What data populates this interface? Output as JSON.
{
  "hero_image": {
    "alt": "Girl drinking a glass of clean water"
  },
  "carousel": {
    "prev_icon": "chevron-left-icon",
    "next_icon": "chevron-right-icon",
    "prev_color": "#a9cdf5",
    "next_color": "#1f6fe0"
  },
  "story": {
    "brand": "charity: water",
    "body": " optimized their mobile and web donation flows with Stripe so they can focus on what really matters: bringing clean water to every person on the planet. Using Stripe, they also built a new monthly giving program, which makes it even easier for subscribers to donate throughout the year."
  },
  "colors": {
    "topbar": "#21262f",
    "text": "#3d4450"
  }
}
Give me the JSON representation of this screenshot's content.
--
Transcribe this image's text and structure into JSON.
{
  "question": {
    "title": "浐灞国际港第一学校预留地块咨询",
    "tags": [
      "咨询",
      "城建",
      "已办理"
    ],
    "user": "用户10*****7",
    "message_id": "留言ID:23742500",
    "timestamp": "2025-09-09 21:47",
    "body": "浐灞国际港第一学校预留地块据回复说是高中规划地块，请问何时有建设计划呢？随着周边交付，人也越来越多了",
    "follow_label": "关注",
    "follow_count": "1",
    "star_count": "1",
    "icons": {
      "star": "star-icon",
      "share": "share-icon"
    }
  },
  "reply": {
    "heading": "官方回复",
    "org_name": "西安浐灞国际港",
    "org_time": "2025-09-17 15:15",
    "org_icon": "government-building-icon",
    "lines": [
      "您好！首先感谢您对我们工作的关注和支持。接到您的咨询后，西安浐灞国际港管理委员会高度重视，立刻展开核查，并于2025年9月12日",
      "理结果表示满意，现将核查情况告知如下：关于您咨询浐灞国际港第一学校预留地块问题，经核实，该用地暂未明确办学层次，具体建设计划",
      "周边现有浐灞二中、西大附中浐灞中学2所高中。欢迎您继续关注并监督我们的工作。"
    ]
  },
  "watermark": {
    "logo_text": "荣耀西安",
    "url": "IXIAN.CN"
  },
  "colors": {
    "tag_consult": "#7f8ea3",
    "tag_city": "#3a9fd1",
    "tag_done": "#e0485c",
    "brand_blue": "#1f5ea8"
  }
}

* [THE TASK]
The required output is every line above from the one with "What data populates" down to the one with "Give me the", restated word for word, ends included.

* [RESULT FOR THIS EXERCISE]
What data populates this interface? Output as JSON.
{
  "hero_image": {
    "alt": "Girl drinking a glass of clean water"
  },
  "carousel": {
    "prev_icon": "chevron-left-icon",
    "next_icon": "chevron-right-icon",
    "prev_color": "#a9cdf5",
    "next_color": "#1f6fe0"
  },
  "story": {
    "brand": "charity: water",
    "body": " optimized their mobile and web donation flows with Stripe so they can focus on what really matters: bringing clean water to every person on the planet. Using Stripe, they also built a new monthly giving program, which makes it even easier for subscribers to donate throughout the year."
  },
  "colors": {
    "topbar": "#21262f",
    "text": "#3d4450"
  }
}
Give me the JSON representation of this screenshot's content.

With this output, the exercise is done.